Hey Ardith –
It was great to have you in the Lab! Come back anytime!
One year ago today, I committed to CrossFit. Over the summer, I tried two different boxes, tried two different WODs, got miserably sick for a few weeks, and during my absence, I got an email from one of the coaches.
That particular coach happened to be the head coach of CrossFit HEL in Portland, OR. That little prod was enough for me to give CrossFit another try, and on September 19th, 2012, I went back, stuck it out through The Chief, and just kept showing up after that.
I will not say it was easy to come back. It wasn’t easy those first couple of WODs, taking the warm-up lap and falling severely behind each teammate every time. It wasn’t easy learning new motions, new language, and new philosophies. But what also wasn’t easy was looking in the mirror and seeing just how out-of-shape I had become; I felt more uncomfortable in my own skin than I ever had as an adult, and it was not okay.

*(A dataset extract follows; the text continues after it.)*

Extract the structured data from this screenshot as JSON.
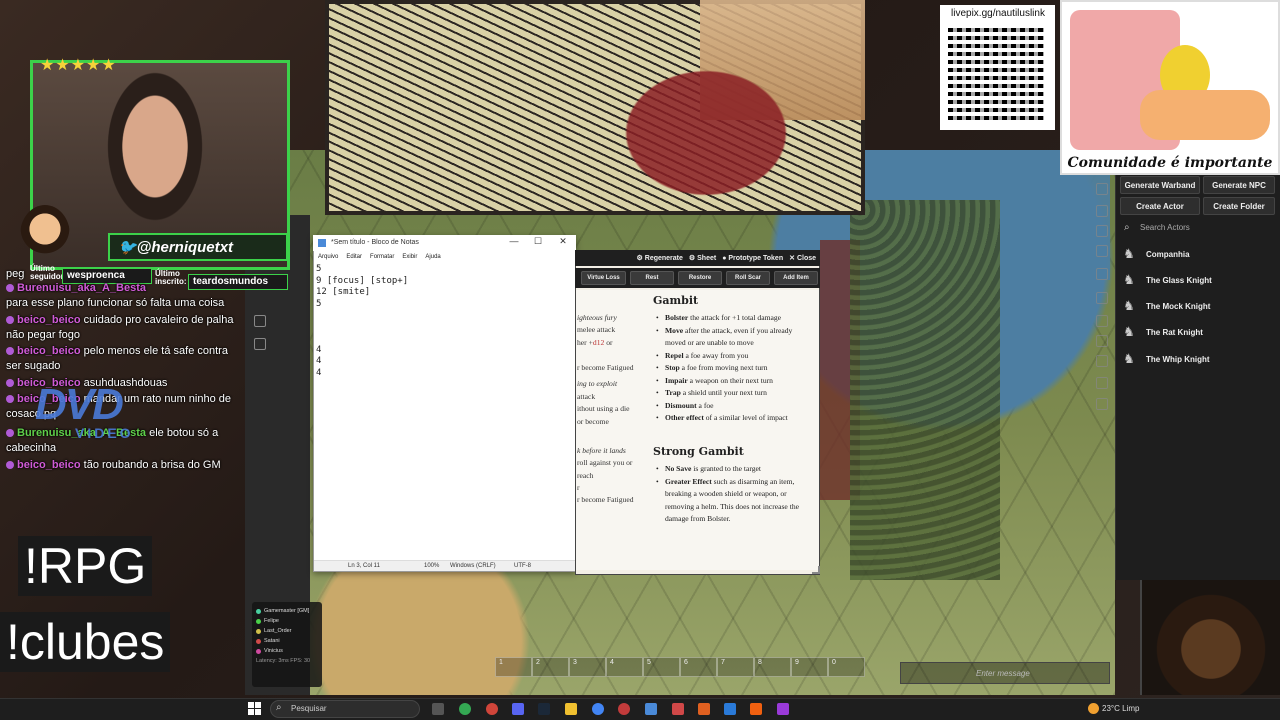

I decided that what seemed the most difficult was going to be the most beneficial, and I could not afford to let my second-guessing keep me from making a positive change in my life.
There is a shirt floating around the CrossFit realm that starts:
Walk in terrified…”
And that’s exactly how I felt walking in last September. And often, I still feel anxious, perhaps a bit intimidated by skills I haven’t mastered (and likely won’t for awhile).
But I’ve been going back to the box with butterflies in my stomach for a year now.
There is something to be said about facing your challenges head-on. And there is something else to be said about having a team that supports you through your weaknesses and accomplishments.
And there is something even greater to be said about the coaches that don’t give up on you.
It had been several years since someone had taken a close look at my deficiencies and followed up with feedback to help me out. Whenever I tackled a new challenge, he was there to say, “Awesome.” When things were overwhelming, he talked me through them. He welcomed me to a team that further provided support and community, and that group of athletes anchored me into a positive, healthy, life-changing routine.*
For me, CrossFit hasn’t been about competition with others or achieving top-tier ability within the CrossFit world. It has been about continually improving myself holistically: physically, mentally, spiritually, and communally.
Physically, I’ve pushed myself, completing workouts that look impossible on the computer screen. Even though I am a notorious “WODSCALA“, I am still doing more than I thought possible for a chronically-injured, uncoordinated ex-dancer/cheerleader.
We talked a lot about mental fortitude at CFHEL. It would be impossible for me to get through even my scaled WODs without the proper mental attitude. Yes, I allow myself to be nervous–but I have allowed myself to be nervous before piano performances, dance recitals, cheer try-outs, and job interviews, and that is all perfectly fine.
What I do not allow myself to do is to be defeated before a workout begins. On particularly challenging days, I will take a few breathes and maybe even say, “See you on the other side,” and then quiet my mind. It is the same technique that I used in dance. When I am in performance mode, I am focused on putting my best self out there. I don’t care that I have a resistance band for ring dips; I don’t care that I’m 30lbs. lighter on the bar for a Hero WOD. Am I on the floor? Am I facing the challenge head-on? If the answer to those questions (and some others) is, “Yes,” I am doing it right.**
In terms of the spirit, I am learning to trust in the idea of being exactly where I need to be at any given time. Those of you who know me know that I believe in something bigger than myself, bigger than this world. I cannot define it, but the Universe and its energy–as much as I complain about it–present opportunities for me to take. I can choose to take them, and in this case, I was given the choice to either continue with my old routine of thinking, “Well, at least I walked 15 minutes today, but why can’t I fit in my pants?” or to take on a challenge.
Because I took on that challenge, I was rewarded with more than a few inches off my waist; I came into a community that has been more important than I could have ever imagined. Teammates at my gym turned into close friends. Close friends at other gyms turned into teammates, as we shared our progress (and our misery) across the state lines. And sure, maybe we all seem a bit cult-like and more than a bit crazy, but we have all found something in common that motivates us and brings us together.
Tonight, on September 19th, 2013, I walked into SEAtown CrossFit because I have said “yes” to the challenge of a new job in a new city, and even though I’m not allowed to run or jump for the next several days (long story), I found some skills on which to work. I attempted my first sets of strict handstand push-ups tonight. I worked on strict pull-ups. And while everyone worked on double-unders, I rowed and busted out several sets of back squats. While being restricted on what I can do wasn’t how I envisioned spending my CrossFit-versary, I am happy that I was able to get back out on the floor, set some new milestones, and meet some new people.***
One year in, and this journey is far from over.
*which is based on giving the middle finger to routine, in terms of workouts
** “It’s okay, as long as you’re not crying while you’re jerking…”
*** And the best part is, I am now part of multiple teams. CFHEL, you got me to where I am today, and we are on this journey together. Excuse me for being forward, but I love you all.